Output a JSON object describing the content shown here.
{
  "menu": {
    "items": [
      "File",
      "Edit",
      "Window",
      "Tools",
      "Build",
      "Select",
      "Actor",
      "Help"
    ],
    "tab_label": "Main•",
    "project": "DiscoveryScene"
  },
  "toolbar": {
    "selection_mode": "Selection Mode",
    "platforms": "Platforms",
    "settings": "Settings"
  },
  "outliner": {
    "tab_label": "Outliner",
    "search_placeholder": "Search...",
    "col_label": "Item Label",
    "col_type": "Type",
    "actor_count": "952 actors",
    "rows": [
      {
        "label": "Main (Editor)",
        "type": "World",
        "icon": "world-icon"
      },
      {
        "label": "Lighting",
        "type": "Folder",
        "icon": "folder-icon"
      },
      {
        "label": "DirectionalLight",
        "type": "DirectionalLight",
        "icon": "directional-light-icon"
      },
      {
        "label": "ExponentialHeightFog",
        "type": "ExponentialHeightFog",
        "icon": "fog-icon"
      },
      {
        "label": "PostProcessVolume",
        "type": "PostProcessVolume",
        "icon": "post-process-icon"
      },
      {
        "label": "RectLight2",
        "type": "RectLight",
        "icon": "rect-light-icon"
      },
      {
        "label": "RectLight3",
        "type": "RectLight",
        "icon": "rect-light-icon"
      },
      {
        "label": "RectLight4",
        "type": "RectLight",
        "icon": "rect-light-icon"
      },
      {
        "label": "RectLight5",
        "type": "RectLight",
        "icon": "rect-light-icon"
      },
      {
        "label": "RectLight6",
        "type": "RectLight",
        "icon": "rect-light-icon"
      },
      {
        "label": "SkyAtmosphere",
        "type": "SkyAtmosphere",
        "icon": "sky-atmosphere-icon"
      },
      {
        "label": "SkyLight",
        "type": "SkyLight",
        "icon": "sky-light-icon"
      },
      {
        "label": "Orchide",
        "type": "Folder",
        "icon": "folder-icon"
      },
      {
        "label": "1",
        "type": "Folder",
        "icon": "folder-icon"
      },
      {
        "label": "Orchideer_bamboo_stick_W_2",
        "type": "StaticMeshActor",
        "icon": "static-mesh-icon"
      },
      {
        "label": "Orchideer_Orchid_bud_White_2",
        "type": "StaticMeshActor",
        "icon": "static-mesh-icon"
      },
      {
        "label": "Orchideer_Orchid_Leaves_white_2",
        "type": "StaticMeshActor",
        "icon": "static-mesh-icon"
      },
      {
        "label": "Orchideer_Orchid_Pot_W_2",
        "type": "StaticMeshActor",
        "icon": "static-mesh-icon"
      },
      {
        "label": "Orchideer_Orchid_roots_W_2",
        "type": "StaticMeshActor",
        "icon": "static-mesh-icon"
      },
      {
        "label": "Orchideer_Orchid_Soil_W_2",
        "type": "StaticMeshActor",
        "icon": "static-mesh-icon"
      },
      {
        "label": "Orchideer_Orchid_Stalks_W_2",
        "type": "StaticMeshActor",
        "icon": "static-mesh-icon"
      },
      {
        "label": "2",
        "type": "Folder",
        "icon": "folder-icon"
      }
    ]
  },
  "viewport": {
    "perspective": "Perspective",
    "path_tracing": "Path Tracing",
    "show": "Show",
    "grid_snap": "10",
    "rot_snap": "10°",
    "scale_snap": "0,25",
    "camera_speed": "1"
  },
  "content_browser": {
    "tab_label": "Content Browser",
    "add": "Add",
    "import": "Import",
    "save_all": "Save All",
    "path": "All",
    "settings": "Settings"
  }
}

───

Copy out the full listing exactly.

Output a JSON object describing the content shown here.
{
  "menu": {
    "items": [
      "File",
      "Edit",
      "Window",
      "Tools",
      "Build",
      "Select",
      "Actor",
      "Help"
    ],
    "tab_label": "Main•",
    "project": "DiscoveryScene"
  },
  "toolbar": {
    "selection_mode": "Selection Mode",
    "platforms": "Platforms",
    "settings": "Settings"
  },
  "outliner": {
    "tab_label": "Outliner",
    "search_placeholder": "Search...",
    "col_label": "Item Label",
    "col_type": "Type",
    "actor_count": "952 actors",
    "rows": [
      {
        "label": "Main (Editor)",
        "type": "World",
        "icon": "world-icon"
      },
      {
        "label": "Lighting",
        "type": "Folder",
        "icon": "folder-icon"
      },
      {
        "label": "DirectionalLight",
        "type": "DirectionalLight",
        "icon": "directional-light-icon"
      },
      {
        "label": "ExponentialHeightFog",
        "type": "ExponentialHeightFog",
        "icon": "fog-icon"
      },
      {
        "label": "PostProcessVolume",
        "type": "PostProcessVolume",
        "icon": "post-process-icon"
      },
      {
        "label": "RectLight2",
        "type": "RectLight",
        "icon": "rect-light-icon"
      },
      {
        "label": "RectLight3",
        "type": "RectLight",
        "icon": "rect-light-icon"
      },
      {
        "label": "RectLight4",
        "type": "RectLight",
        "icon": "rect-light-icon"
      },
      {
        "label": "RectLight5",
        "type": "RectLight",
        "icon": "rect-light-icon"
      },
      {
        "label": "RectLight6",
        "type": "RectLight",
        "icon": "rect-light-icon"
      },
      {
        "label": "SkyAtmosphere",
        "type": "SkyAtmosphere",
        "icon": "sky-atmosphere-icon"
      },
      {
        "label": "SkyLight",
        "type": "SkyLight",
        "icon": "sky-light-icon"
      },
      {
        "label": "Orchide",
        "type": "Folder",
        "icon": "folder-icon"
      },
      {
        "label": "1",
        "type": "Folder",
        "icon": "folder-icon"
      },
      {
        "label": "Orchideer_bamboo_stick_W_2",
        "type": "StaticMeshActor",
        "icon": "static-mesh-icon"
      },
      {
        "label": "Orchideer_Orchid_bud_White_2",
        "type": "StaticMeshActor",
        "icon": "static-mesh-icon"
      },
      {
        "label": "Orchideer_Orchid_Leaves_white_2",
        "type": "StaticMeshActor",
        "icon": "static-mesh-icon"
      },
      {
        "label": "Orchideer_Orchid_Pot_W_2",
        "type": "StaticMeshActor",
        "icon": "static-mesh-icon"
      },
      {
        "label": "Orchideer_Orchid_roots_W_2",
        "type": "StaticMeshActor",
        "icon": "static-mesh-icon"
      },
      {
        "label": "Orchideer_Orchid_Soil_W_2",
        "type": "StaticMeshActor",
        "icon": "static-mesh-icon"
      },
      {
        "label": "Orchideer_Orchid_Stalks_W_2",
        "type": "StaticMeshActor",
        "icon": "static-mesh-icon"
      },
      {
        "label": "2",
        "type": "Folder",
        "icon": "folder-icon"
      }
    ]
  },
  "viewport": {
    "perspective": "Perspective",
    "path_tracing": "Path Tracing",
    "show": "Show",
    "grid_snap": "10",
    "rot_snap": "10°",
    "scale_snap": "0,25",
    "camera_speed": "1"
  },
  "content_browser": {
    "tab_label": "Content Browser",
    "add": "Add",
    "import": "Import",
    "save_all": "Save All",
    "path": "All",
    "settings": "Settings"
  }
}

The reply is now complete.